RECORDS TO USE
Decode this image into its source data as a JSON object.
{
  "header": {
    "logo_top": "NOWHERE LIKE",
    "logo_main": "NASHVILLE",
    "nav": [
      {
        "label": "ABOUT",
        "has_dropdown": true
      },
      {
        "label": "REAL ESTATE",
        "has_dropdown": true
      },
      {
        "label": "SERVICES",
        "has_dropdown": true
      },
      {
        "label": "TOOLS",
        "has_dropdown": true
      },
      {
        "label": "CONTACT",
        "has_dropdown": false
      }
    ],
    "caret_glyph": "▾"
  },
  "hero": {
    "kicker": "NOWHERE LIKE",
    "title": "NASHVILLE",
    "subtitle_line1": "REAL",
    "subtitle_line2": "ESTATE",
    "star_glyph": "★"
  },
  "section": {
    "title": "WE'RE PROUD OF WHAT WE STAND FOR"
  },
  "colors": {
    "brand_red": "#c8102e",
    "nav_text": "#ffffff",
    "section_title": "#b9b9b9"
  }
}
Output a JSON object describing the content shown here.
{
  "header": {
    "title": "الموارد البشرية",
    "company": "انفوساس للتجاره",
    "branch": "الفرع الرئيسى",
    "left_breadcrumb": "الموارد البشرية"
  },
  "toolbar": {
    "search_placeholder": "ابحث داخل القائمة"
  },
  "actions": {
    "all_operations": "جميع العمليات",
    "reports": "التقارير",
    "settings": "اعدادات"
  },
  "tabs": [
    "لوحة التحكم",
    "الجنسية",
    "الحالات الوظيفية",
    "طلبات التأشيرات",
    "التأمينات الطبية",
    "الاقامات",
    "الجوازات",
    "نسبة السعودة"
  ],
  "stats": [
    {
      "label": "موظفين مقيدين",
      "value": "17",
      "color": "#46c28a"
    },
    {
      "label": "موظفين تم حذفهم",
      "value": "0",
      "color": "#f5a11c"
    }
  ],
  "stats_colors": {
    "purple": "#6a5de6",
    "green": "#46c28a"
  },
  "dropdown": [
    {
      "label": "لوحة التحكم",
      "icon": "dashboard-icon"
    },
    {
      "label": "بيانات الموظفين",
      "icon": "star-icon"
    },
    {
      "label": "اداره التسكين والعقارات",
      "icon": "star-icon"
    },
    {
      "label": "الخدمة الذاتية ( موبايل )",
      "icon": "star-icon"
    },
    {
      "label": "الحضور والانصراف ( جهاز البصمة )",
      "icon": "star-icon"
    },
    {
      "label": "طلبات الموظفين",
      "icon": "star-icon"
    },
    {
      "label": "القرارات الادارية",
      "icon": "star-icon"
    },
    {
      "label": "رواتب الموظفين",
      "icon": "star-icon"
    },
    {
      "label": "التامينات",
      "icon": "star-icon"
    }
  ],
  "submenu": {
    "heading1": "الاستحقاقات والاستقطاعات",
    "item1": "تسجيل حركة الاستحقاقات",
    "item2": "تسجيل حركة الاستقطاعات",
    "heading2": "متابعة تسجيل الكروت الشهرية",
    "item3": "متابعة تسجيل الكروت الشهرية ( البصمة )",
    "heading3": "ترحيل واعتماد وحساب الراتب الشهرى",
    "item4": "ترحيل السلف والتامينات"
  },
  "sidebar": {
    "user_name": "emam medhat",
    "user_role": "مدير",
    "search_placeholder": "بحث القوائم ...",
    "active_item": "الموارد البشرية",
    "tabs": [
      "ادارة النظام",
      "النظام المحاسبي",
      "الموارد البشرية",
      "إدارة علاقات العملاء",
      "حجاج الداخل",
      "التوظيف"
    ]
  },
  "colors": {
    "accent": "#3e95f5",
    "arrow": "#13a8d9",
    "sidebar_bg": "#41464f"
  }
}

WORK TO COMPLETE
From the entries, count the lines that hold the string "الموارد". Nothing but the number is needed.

FINISHED EXERCISE
4